This clip shows Erica at the peak of her modeling career, but the beginning of her career as fashion icon...
(forward to 3:50 mins)

This next one is one of my favorite episodes and a STELLAR example of Erica Kane at full Ericanity! And the gown and jewelry is so dead on right now...looks like something Rhianna might wear. Even the hair seems like it would appropriate today, but maybe not all together as a look...

When I first saw this episode a few months ago, I sent it to my friends Aaron and Caroline along with this message:

"This is what living in NY and being in the fashion industry is supposed to be...or at least what I thought it would be! Watching this makes me so nostalgic and it makes me see how much Erica influenced me as a child! The way she was sitting on her couch telling Mark all about her dreams and plans, despite how unrealistic they were, was and is so me. I used to do that all the time with that same Erica gleam in my eye that I could conquer the world and no one could persuade me other wise. How things have changed... I still have a bit of that, but the sheer naivete that goes with it that makes it real, that makes it all seem within reach, is gone. :-(
But I will always, always have Erica! "

Erica: 1970s

Erica: 1980s

Erica: 1990s
Erica: Today

Tuesday, August 4, 2009

A Four Leaf Clover...

One of my all-time favorite pieces: Charles James' "4-Leaf Clover" Ball Gown in white silk satin, black silk velvet, and white silk faille. Besides being absolutely gorgeous, its an architectural marvel. The book "The Genius of Charles James"- long out of print, but thankfully at the public library- details the 20+ layers of lining, interlining, interfacing and boning, necessary to achieve the pure form of the undulating waves that make this gown truly a remarkable example of garment design and construction.

To accompany this work of art, I am showing it to the melodic tune of on my favorite Quiet Storm classics, appropriately titled "Touch A Four Leaf Clover" by Atlantic Starr...

~Semper Chic!

Sunday, August 2, 2009


My fall 09 look. Wait for it...

My Favorite Things

C.Z. Guest in Mainbocher at her home Templeton in Old Westbury,NY

Opera Coats

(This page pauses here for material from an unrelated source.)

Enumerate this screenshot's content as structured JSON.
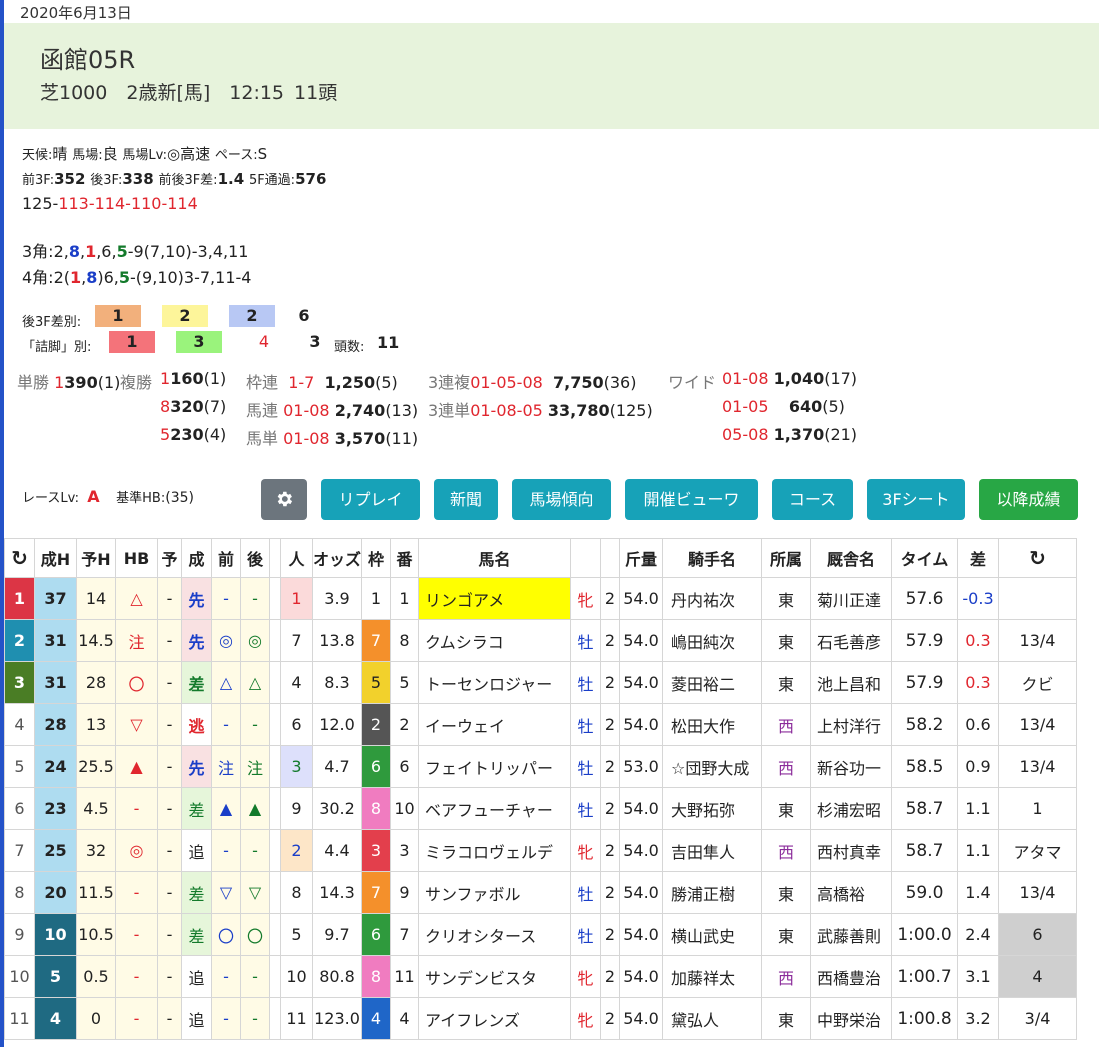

There is nothing so elegantly extravagant in a woman's (or man's) wardrobe as an Opera Coat.
As is true of all design (being differentiated from art), the opera coat is essentially a utilitarian concept: a cover-up long enough to protect the wearer and their fine evening garments from the elements. But the beauty of the coat is how it goes about protecting. It does its job while retaining its own unique air of regality and decorum. And nothing makes for a grander entrance than a voluminous sweep of duchese, faille, ottoman, petersham, gazar, radzimir, brocade, matelasse, or tussah.

Far better than just a top coat and even more preferred than a fur (Hell just froze over!), an opera coat is so beautiful it can really stand on its own merits. But combined with a gorgeous evening gown or a man's or woman's tuxedo, it makes a striking complete evening look. Unfortunately, we don't see nearly enough of the opera coat these days. I hope to rectify that by including an opera coat in every collection I do. Its an essential for me, without which a collection would be incomplete.

Here are some of my favorite stylistas in some of my favorite examples true couture opera coats...

Deeda Blair in Chado Ralph Rucci in 2004

Hamish Bowles at the Met Costume Institute Gala

Andre Talley at the Met Costume Institute Gala

The Leontyne Opera Coat from Charles Lord's Principessa Collection (left) and Audrey Hepburn in a similar Givenchy number fromt he mid 60s (right

Audrey Hepburn in Givenchy

Marella Agnelli in Balenciaga

If One Picture is Worth a Thousand Words...

I have nothing to add, just look: